To establish if recommended backpack load limits for normal schoolchildren are also appropriate for study participants with AIS.
The weight of schoolchildren’s backpacks are of concern because of effects including compromise of pulmonary function. Impaired pulmonary function is also found with AIS, but the effect of backpack carriage on the respiratory parameters of schoolchildren with AIS has not previously been examined.
Forced vital capacity (FVC), forced expiratory volume (FEV1), peak expiratory flow (PEF), and forced expiratory flow (FEF25–75%) were recorded in 17 girls (mean age, 12 years) with moderate AIS (Cobb angle, 26°–50°) and 18 girls (mean age, 11 years) without musculoskeletal deformity during carriage of a backpack loaded at 0%, 5%, 7.5%, 10%, 12.5%, and 15% body weight in random order. Absolute values and proportions of reference values were analyzed by repeated-measures analysis of variance.
No interaction between load and group was found, indicating that backpack loading has a similar effect on the pulmonary function of both normal and AIS groups. However, all recorded pulmonary parameters were found to be significantly lower in the AIS than normal group, significantly so for the referenced FVC and PEF. A significant decrease in FVC and FEV1 was found with increasing backpack load, and the load at which these changes were found to be significant was lower than those established in previous studies.
Pulmonary function may be more sensitive to backpack load than previously considered, especially when study participants with AIS are being considered, and the recommended loading limit of 10% body weight may not be applicable to schoolgirls with AIS.
Carriage of a loaded backpack has a similar restrictive effect on the pulmonary capacities of schoolgirls as adolescent idiopathic scoliosis, and the combined effect of these two factors appears to follow a simple additive rule. Pulmonary function may be more sensitive to backpack load than previously considered, and as such the recommended load for normal subjects may not be appropriate for schoolgirls with adolescent idiopathic scoliosis.
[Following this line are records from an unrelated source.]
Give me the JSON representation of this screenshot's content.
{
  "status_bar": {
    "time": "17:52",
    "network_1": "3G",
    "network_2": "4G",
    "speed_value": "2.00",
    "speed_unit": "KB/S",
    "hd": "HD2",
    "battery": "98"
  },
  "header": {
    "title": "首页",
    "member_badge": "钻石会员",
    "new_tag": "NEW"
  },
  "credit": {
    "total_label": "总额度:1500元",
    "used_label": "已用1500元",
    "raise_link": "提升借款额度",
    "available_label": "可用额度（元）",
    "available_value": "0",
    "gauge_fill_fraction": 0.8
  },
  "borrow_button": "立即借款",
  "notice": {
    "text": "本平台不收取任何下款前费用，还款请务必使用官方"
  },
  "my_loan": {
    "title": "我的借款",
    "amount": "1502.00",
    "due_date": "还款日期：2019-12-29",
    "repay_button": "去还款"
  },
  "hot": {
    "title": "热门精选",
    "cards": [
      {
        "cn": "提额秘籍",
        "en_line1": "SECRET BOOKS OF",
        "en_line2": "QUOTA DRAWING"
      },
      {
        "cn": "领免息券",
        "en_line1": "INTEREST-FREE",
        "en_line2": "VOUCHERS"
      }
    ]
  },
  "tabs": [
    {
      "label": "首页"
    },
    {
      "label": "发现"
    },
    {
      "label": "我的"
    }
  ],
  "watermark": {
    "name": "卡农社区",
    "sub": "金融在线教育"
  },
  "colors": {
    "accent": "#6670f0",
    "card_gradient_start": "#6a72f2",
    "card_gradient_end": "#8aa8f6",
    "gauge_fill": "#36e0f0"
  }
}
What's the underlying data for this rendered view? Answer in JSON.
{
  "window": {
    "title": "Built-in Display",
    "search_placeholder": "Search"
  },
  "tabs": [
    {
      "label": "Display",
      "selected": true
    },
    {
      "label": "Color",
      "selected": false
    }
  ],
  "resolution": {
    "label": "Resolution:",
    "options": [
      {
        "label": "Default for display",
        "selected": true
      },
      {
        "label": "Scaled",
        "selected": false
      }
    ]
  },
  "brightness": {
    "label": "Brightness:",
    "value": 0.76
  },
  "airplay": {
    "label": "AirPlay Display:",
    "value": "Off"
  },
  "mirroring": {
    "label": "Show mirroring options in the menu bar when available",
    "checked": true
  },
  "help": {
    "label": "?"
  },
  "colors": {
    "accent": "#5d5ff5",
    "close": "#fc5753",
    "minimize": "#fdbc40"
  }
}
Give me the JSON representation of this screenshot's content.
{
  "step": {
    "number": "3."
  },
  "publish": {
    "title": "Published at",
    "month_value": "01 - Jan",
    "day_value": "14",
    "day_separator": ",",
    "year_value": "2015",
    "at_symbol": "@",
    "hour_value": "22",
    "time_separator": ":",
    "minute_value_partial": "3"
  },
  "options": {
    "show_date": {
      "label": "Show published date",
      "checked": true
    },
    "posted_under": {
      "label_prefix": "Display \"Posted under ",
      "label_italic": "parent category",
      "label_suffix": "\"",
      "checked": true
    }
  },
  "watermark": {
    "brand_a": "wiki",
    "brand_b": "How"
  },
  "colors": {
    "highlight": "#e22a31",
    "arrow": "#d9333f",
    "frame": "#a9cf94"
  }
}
From the Departments of *Health Technology and Informatics and †Applied Biology and Chemical Technology, Hong Kong Polytechnic University, Hong Kong; and ‡Department of Orthopaedics and Traumatology, Chinese University of Hong Kong, Hong Kong.
Acknowledgment date: April 26, 2005. First revision date: May 13, 2005. Acceptance date: May 18, 2005.
Supported by grant PolyU 5217/00 M from the Research Grants Council of the Hong Kong SAR, People’s Republic of China.
The manuscript submitted does not contain information about medical device(s)/drug(s).
Institutional funds were received in support of this work. No benefits in any form have been or will be received from a commercial party related directly or indirectly to the subject of this manuscript.
Address correspondence and reprint requests to Daniel H. K. Chow, PhD, Department of Health Technology and Informatics, Hong Kong Polytechnic University, Hung Hom, Kowloon, Hong Kong; E-mail: firstname.lastname@example.org